Every record below should be printed again exactly, with its pictures removed.

######

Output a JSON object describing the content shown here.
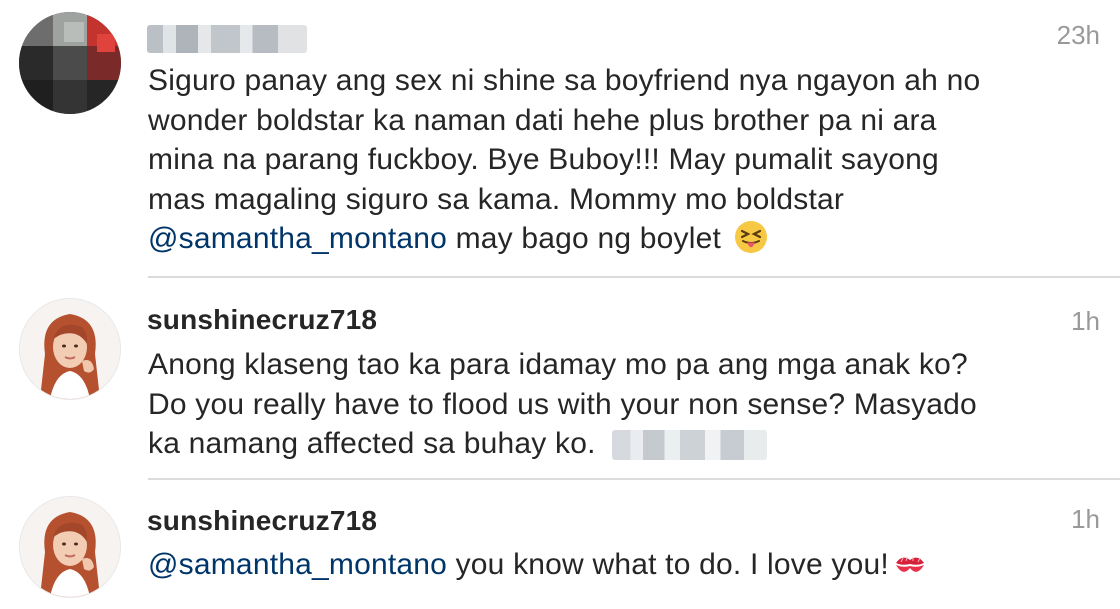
{
  "comments": [
    {
      "username": "",
      "timestamp": "23h",
      "lines": [
        "Siguro panay ang sex ni shine sa boyfriend nya ngayon ah no",
        "wonder boldstar ka naman dati hehe plus brother pa ni ara",
        "mina na parang fuckboy. Bye Buboy!!! May pumalit sayong",
        "mas magaling siguro sa kama. Mommy mo boldstar"
      ],
      "mention": "@samantha_montano",
      "after_mention": " may bago ng boylet",
      "emoji": "squinting-tongue-emoji"
    },
    {
      "username": "sunshinecruz718",
      "timestamp": "1h",
      "lines": [
        "Anong klaseng tao ka para idamay mo pa ang mga anak ko?",
        "Do you really have to flood us with your non sense? Masyado",
        "ka namang affected sa buhay ko."
      ]
    },
    {
      "username": "sunshinecruz718",
      "timestamp": "1h",
      "mention": "@samantha_montano",
      "after_mention": " you know what to do. I love you!",
      "emoji": "kiss-mark-emoji"
    }
  ],
  "colors": {
    "mention": "#003569",
    "timestamp": "#999999",
    "divider": "#dbdbdb"
  }
}
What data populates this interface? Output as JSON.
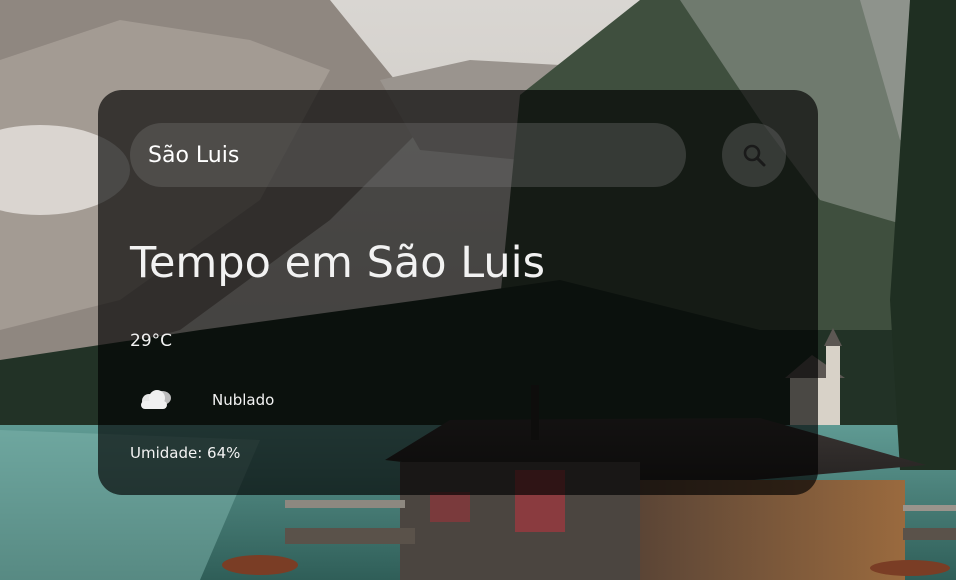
{
  "search": {
    "value": "São Luis",
    "icon": "search-icon"
  },
  "weather": {
    "title": "Tempo em São Luis",
    "temperature": "29°C",
    "icon": "cloud-icon",
    "description": "Nublado",
    "humidity": "Umidade: 64%"
  },
  "colors": {
    "card_background": "#000000A8",
    "input_background": "#7D7D7D52",
    "text": "#F2F2F2"
  }
}
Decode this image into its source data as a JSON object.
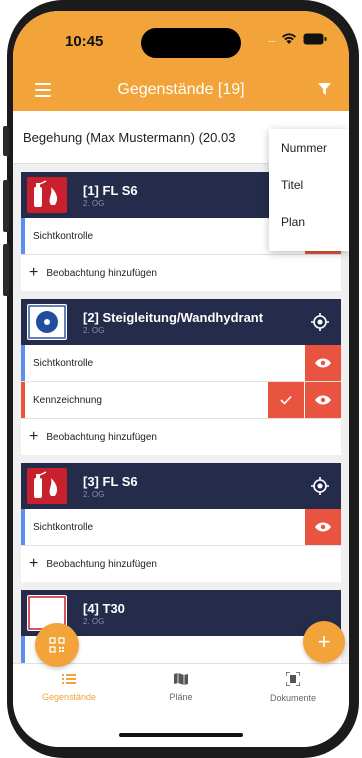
{
  "status": {
    "time": "10:45"
  },
  "nav": {
    "title": "Gegenstände [19]"
  },
  "inspection": {
    "label": "Begehung (Max Mustermann) (20.03"
  },
  "sort_menu": {
    "items": [
      "Nummer",
      "Titel",
      "Plan"
    ]
  },
  "colors": {
    "accent": "#f2a33a",
    "card_header": "#252c4b",
    "danger": "#e8543f",
    "obs_blue": "#5b8ff0"
  },
  "items": [
    {
      "title": "[1] FL S6",
      "floor": "2. OG",
      "thumb": "extinguisher-icon",
      "observations": [
        {
          "label": "Sichtkontrolle",
          "bar": "#5b8ff0",
          "check": false
        }
      ],
      "add_label": "Beobachtung hinzufügen",
      "locate": false
    },
    {
      "title": "[2] Steigleitung/Wandhydrant",
      "floor": "2. OG",
      "thumb": "hydrant-icon",
      "observations": [
        {
          "label": "Sichtkontrolle",
          "bar": "#5b8ff0",
          "check": false
        },
        {
          "label": "Kennzeichnung",
          "bar": "#e8543f",
          "check": true
        }
      ],
      "add_label": "Beobachtung hinzufügen",
      "locate": true
    },
    {
      "title": "[3] FL S6",
      "floor": "2. OG",
      "thumb": "extinguisher-icon",
      "observations": [
        {
          "label": "Sichtkontrolle",
          "bar": "#5b8ff0",
          "check": false
        }
      ],
      "add_label": "Beobachtung hinzufügen",
      "locate": true
    },
    {
      "title": "[4] T30",
      "floor": "2. OG",
      "thumb": "door-icon",
      "observations": [],
      "add_label": "",
      "locate": false
    }
  ],
  "tabs": [
    {
      "label": "Gegenstände",
      "icon": "list-icon",
      "active": true
    },
    {
      "label": "Pläne",
      "icon": "map-icon",
      "active": false
    },
    {
      "label": "Dokumente",
      "icon": "document-scan-icon",
      "active": false
    }
  ]
}
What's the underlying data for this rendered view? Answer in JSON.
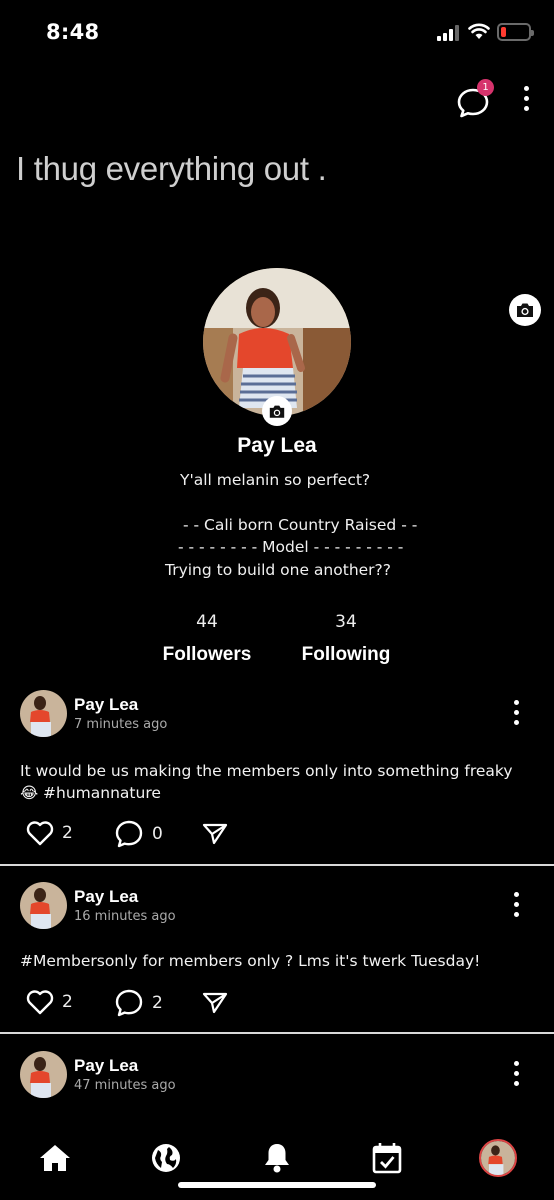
{
  "status_bar": {
    "time": "8:48"
  },
  "header": {
    "chat_badge_count": "1"
  },
  "cover": {
    "text": "I thug everything out ."
  },
  "profile": {
    "name": "Pay Lea",
    "bio_line_1": "Y'all melanin so perfect?",
    "bio_line_2": "- - Cali born Country Raised - -",
    "bio_line_3": "- - - - - - - - Model - - - - - - - - -",
    "bio_line_4": "Trying to build one another??",
    "followers_count": "44",
    "followers_label": "Followers",
    "following_count": "34",
    "following_label": "Following"
  },
  "posts": [
    {
      "author": "Pay Lea",
      "time": "7 minutes ago",
      "text_line_1": "It would be us making the members only into something freaky",
      "text_line_2": "😂 #humannature",
      "likes": "2",
      "comments": "0"
    },
    {
      "author": "Pay Lea",
      "time": "16 minutes ago",
      "text_line_1": "#Membersonly for members only ? Lms it's twerk Tuesday!",
      "likes": "2",
      "comments": "2"
    },
    {
      "author": "Pay Lea",
      "time": "47 minutes ago"
    }
  ],
  "nav": {
    "items": [
      "home-icon",
      "globe-icon",
      "bell-icon",
      "calendar-check-icon",
      "profile-avatar"
    ]
  },
  "colors": {
    "background": "#000000",
    "badge": "#d6336c",
    "battery_low": "#ff3b30",
    "divider": "#d9d9d9"
  }
}
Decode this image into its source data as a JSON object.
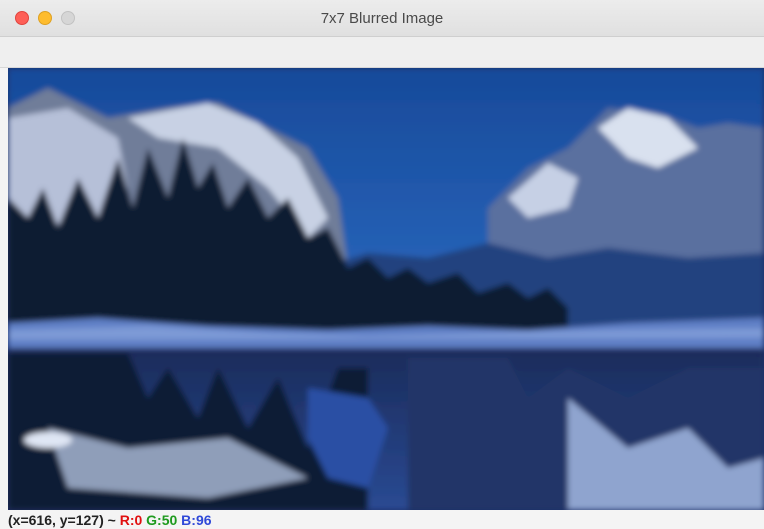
{
  "window": {
    "title": "7x7 Blurred Image"
  },
  "status": {
    "coords": "(x=616, y=127) ~",
    "r": "R:0",
    "g": "G:50",
    "b": "B:96"
  },
  "colors": {
    "status_r": "#e10f0f",
    "status_g": "#1e9a1e",
    "status_b": "#2f49d8"
  }
}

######

▶ **Written reply**:
Output a JSON object describing the content shown here.
{
  "comments": [
    {
      "username": "",
      "timestamp": "23h",
      "lines": [
        "Siguro panay ang sex ni shine sa boyfriend nya ngayon ah no",
        "wonder boldstar ka naman dati hehe plus brother pa ni ara",
        "mina na parang fuckboy. Bye Buboy!!! May pumalit sayong",
        "mas magaling siguro sa kama. Mommy mo boldstar"
      ],
      "mention": "@samantha_montano",
      "after_mention": " may bago ng boylet",
      "emoji": "squinting-tongue-emoji"
    },
    {
      "username": "sunshinecruz718",
      "timestamp": "1h",
      "lines": [
        "Anong klaseng tao ka para idamay mo pa ang mga anak ko?",
        "Do you really have to flood us with your non sense? Masyado",
        "ka namang affected sa buhay ko."
      ]
    },
    {
      "username": "sunshinecruz718",
      "timestamp": "1h",
      "mention": "@samantha_montano",
      "after_mention": " you know what to do. I love you!",
      "emoji": "kiss-mark-emoji"
    }
  ],
  "colors": {
    "mention": "#003569",
    "timestamp": "#999999",
    "divider": "#dbdbdb"
  }
}
What data populates this interface? Output as JSON.
{
  "search": {
    "value": "São Luis",
    "icon": "search-icon"
  },
  "weather": {
    "title": "Tempo em São Luis",
    "temperature": "29°C",
    "icon": "cloud-icon",
    "description": "Nublado",
    "humidity": "Umidade: 64%"
  },
  "colors": {
    "card_background": "#000000A8",
    "input_background": "#7D7D7D52",
    "text": "#F2F2F2"
  }
}
Decode this image into its source data as a JSON object.
{
  "status": {
    "time": "10:45"
  },
  "nav": {
    "title": "Gegenstände [19]"
  },
  "inspection": {
    "label": "Begehung (Max Mustermann) (20.03"
  },
  "sort_menu": {
    "items": [
      "Nummer",
      "Titel",
      "Plan"
    ]
  },
  "colors": {
    "accent": "#f2a33a",
    "card_header": "#252c4b",
    "danger": "#e8543f",
    "obs_blue": "#5b8ff0"
  },
  "items": [
    {
      "title": "[1] FL S6",
      "floor": "2. OG",
      "thumb": "extinguisher-icon",
      "observations": [
        {
          "label": "Sichtkontrolle",
          "bar": "#5b8ff0",
          "check": false
        }
      ],
      "add_label": "Beobachtung hinzufügen",
      "locate": false
    },
    {
      "title": "[2] Steigleitung/Wandhydrant",
      "floor": "2. OG",
      "thumb": "hydrant-icon",
      "observations": [
        {
          "label": "Sichtkontrolle",
          "bar": "#5b8ff0",
          "check": false
        },
        {
          "label": "Kennzeichnung",
          "bar": "#e8543f",
          "check": true
        }
      ],
      "add_label": "Beobachtung hinzufügen",
      "locate": true
    },
    {
      "title": "[3] FL S6",
      "floor": "2. OG",
      "thumb": "extinguisher-icon",
      "observations": [
        {
          "label": "Sichtkontrolle",
          "bar": "#5b8ff0",
          "check": false
        }
      ],
      "add_label": "Beobachtung hinzufügen",
      "locate": true
    },
    {
      "title": "[4] T30",
      "floor": "2. OG",
      "thumb": "door-icon",
      "observations": [],
      "add_label": "",
      "locate": false
    }
  ],
  "tabs": [
    {
      "label": "Gegenstände",
      "icon": "list-icon",
      "active": true
    },
    {
      "label": "Pläne",
      "icon": "map-icon",
      "active": false
    },
    {
      "label": "Dokumente",
      "icon": "document-scan-icon",
      "active": false
    }
  ]
}
What's the underlying data for this rendered view? Answer in JSON.
{
  "status_bar": {
    "time": "8:48"
  },
  "header": {
    "chat_badge_count": "1"
  },
  "cover": {
    "text": "I thug everything out ."
  },
  "profile": {
    "name": "Pay Lea",
    "bio_line_1": "Y'all melanin so perfect?",
    "bio_line_2": "- - Cali born Country Raised - -",
    "bio_line_3": "- - - - - - - - Model - - - - - - - - -",
    "bio_line_4": "Trying to build one another??",
    "followers_count": "44",
    "followers_label": "Followers",
    "following_count": "34",
    "following_label": "Following"
  },
  "posts": [
    {
      "author": "Pay Lea",
      "time": "7 minutes ago",
      "text_line_1": "It would be us making the members only into something freaky",
      "text_line_2": "😂 #humannature",
      "likes": "2",
      "comments": "0"
    },
    {
      "author": "Pay Lea",
      "time": "16 minutes ago",
      "text_line_1": "#Membersonly for members only ? Lms it's twerk Tuesday!",
      "likes": "2",
      "comments": "2"
    },
    {
      "author": "Pay Lea",
      "time": "47 minutes ago"
    }
  ],
  "nav": {
    "items": [
      "home-icon",
      "globe-icon",
      "bell-icon",
      "calendar-check-icon",
      "profile-avatar"
    ]
  },
  "colors": {
    "background": "#000000",
    "badge": "#d6336c",
    "battery_low": "#ff3b30",
    "divider": "#d9d9d9"
  }
}
Decode this image into its source data as a JSON object.
{
  "window": {
    "title": "7x7 Blurred Image"
  },
  "status": {
    "coords": "(x=616, y=127) ~",
    "r": "R:0",
    "g": "G:50",
    "b": "B:96"
  },
  "colors": {
    "status_r": "#e10f0f",
    "status_g": "#1e9a1e",
    "status_b": "#2f49d8"
  }
}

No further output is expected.